However, as the years go by, we will come to a point where the audience is part of the movie characters. That’s when storytelling evolves in a whole new way. We, as a writer, will no longer decide the whole story. We won’t be the director anymore, instead, we will be just an influencer for the audience to choose where to go and what to do. But each audience will have their own preferences. So, we have to prepare the alternatives; we have to create the boundaries; and anything that will make this VR storytelling possible.
We’ve still got time, so let’s start learning VR storytelling.
2. Books for kids in an immersive way — let’s call it: virtual reality book.
Reading books is boring — at least, for now, for some kids who are too engaged with their smartphones. You could give your kids a book about What’s Inside Human Body, but they could yell at you and say, “Why should we read a book if we can watch it on YouTube?”
And, that’s true. The internet simplifies everything, so we need to create a book that has an experience that can’t be experienced on the internet.
You might ask, “But how?”
Virtual reality is the answer.
Imagine giving your kids a book about What’s Inside Human Body.

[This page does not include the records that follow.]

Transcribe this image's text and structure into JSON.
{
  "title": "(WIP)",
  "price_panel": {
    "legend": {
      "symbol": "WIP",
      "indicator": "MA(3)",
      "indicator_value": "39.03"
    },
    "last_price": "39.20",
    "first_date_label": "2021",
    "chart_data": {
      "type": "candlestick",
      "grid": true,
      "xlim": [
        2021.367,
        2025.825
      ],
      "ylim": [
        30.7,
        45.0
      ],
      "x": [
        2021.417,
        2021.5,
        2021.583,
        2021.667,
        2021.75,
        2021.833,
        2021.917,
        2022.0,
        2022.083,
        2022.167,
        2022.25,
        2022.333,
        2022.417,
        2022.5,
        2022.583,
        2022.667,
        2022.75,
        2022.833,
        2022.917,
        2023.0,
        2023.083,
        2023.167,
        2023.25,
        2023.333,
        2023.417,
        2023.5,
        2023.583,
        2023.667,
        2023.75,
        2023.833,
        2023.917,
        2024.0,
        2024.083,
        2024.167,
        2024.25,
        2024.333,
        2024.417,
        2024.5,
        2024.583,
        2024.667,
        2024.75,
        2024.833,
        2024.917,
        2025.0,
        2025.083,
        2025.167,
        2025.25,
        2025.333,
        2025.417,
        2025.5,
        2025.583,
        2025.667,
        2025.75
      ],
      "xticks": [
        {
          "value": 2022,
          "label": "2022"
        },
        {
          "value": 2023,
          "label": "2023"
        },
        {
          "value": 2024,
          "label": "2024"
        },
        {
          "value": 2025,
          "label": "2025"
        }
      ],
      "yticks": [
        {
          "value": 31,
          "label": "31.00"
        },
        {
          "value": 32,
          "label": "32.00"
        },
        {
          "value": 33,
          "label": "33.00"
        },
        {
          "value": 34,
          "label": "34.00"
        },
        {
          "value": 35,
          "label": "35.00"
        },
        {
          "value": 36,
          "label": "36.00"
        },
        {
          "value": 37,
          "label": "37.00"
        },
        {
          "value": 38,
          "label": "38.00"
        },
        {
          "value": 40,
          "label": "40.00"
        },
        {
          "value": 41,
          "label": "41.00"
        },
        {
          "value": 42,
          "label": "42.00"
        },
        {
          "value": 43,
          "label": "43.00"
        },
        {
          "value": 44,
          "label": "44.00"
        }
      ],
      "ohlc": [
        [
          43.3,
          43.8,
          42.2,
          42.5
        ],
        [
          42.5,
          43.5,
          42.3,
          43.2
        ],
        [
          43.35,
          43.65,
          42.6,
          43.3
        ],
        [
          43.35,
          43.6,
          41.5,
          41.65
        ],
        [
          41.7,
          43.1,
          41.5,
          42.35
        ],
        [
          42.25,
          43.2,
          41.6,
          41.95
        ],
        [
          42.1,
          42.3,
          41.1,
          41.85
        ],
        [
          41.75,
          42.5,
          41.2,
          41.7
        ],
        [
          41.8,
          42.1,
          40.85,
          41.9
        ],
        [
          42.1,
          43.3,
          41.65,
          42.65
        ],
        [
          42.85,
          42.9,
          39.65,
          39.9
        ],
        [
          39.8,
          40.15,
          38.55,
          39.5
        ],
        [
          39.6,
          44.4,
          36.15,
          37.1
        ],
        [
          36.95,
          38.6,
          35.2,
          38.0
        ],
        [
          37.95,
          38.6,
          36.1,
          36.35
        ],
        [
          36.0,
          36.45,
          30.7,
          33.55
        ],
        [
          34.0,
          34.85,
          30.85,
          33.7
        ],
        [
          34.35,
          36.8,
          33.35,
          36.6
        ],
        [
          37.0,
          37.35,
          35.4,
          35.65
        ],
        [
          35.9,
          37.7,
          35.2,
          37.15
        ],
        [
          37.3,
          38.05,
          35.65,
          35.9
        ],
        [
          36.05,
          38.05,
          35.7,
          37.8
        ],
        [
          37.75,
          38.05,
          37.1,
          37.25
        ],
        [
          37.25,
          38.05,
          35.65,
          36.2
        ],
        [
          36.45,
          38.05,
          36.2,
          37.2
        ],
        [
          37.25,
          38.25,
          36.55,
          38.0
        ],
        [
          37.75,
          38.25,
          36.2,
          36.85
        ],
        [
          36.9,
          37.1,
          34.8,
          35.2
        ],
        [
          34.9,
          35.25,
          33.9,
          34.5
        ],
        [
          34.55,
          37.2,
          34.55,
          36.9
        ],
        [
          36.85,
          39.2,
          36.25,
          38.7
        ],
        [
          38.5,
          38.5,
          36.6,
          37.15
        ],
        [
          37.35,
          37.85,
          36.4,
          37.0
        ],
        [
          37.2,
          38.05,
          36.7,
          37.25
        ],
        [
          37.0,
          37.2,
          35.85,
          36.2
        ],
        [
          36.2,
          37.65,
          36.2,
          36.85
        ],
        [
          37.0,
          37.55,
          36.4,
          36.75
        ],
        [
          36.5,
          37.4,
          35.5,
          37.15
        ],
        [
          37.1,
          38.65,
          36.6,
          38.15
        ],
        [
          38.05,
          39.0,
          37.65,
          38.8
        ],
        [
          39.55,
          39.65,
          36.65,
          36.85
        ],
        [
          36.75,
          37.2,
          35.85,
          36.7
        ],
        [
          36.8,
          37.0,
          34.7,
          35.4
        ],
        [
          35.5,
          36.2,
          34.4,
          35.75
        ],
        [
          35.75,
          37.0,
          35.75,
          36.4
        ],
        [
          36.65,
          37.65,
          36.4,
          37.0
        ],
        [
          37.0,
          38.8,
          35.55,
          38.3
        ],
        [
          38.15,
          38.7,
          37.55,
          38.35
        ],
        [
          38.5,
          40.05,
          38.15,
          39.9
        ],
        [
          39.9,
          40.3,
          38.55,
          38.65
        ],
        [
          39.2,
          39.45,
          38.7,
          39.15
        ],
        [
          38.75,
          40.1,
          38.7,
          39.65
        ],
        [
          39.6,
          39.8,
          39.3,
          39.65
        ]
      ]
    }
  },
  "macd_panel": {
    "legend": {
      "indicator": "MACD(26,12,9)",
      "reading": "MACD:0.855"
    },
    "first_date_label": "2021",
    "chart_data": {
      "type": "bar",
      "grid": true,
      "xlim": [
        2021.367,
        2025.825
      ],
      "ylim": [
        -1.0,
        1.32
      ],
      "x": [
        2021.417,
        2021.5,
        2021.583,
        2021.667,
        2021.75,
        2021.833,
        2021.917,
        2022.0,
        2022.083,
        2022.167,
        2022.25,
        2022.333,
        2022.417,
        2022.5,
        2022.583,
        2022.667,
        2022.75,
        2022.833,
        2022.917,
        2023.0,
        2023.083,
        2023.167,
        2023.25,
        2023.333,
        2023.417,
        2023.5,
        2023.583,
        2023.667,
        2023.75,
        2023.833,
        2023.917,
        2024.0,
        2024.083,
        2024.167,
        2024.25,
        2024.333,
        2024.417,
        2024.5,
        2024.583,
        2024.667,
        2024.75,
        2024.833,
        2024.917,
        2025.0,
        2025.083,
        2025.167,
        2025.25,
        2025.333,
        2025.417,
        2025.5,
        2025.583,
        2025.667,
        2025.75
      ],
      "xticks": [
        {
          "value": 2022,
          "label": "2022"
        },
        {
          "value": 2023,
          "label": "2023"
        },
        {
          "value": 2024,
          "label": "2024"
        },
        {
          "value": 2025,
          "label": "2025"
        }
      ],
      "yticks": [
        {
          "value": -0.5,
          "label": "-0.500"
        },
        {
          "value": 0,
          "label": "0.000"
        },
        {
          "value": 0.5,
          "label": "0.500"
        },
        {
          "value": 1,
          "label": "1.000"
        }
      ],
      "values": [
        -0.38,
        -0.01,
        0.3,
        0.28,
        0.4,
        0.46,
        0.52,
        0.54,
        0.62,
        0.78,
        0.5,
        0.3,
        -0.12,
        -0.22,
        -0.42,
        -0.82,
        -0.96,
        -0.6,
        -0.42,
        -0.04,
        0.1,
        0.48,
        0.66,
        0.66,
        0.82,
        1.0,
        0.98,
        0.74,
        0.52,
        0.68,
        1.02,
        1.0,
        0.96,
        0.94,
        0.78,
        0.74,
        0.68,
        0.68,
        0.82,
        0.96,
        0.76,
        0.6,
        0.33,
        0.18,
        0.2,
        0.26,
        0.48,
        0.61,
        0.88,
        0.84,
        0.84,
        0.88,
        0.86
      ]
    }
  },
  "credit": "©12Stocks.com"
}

Nevertheless, this book features a pair of goggles that let the wearer travel through what’s inside the human body. Isn’t it something that can’t be done on the internet?
But you might ask, “But how is that possible?”
There is already a template for that. Visual Experience, the first virtual reality company in the Middle East since 2013, has patented BeThere, a book that features an attached virtual reality viewer, with the ability to add pages and add 3D pop-up objects, and anything possible, suitable for education.
3. Researching and looking for inspiration with virtual reality
If you’re just a writer who loves experimenting new stuff, or if you’re a writer who’s currently writing a book set in London while you’re living in NYC, then virtual reality is for you.
Virtual reality enables you to travel around the world with Google Earth VR.
Virtual reality also enables you to create your own world with Tilt Brush.
4. Promote your works with virtual reality — for publishers
For an avid reader, reading a blurb is enough to decide whether we want to buy this book or not. But what if your book has one-minute-virtual-reality-trailer where readers can taste the experience of the book.
I’ll take the example from BeThere.
Let say, you’re giving away BeThere to your customers (it could be when they purchase), just like what The New York Times did with Cardboard. With BeThere, the customers can always get updated with the newest book virtual reality trailer through a QR code, which will lead them to a page of a list of upcoming books with its trailers in virtual reality. And, you can customize it based on your requirements and needs.
Many have predicted that virtual and augmented reality will be the next big thing after computers, the internet, and smartphones. Hence, Apple is working with its ARKit, which will be featured on the next iOS. Facebook bought Oculus, one of the most leading virtual reality companies, for $2bn two years ago and is now preparing a social media in virtual reality called Space. Since 2014, Google has been working on it. Sony came with PlayStation VR, which has been a breakthrough in gaming evolution — not to mention HTC Vive.
So, writers and publishers, are you ready to embrace this distraction?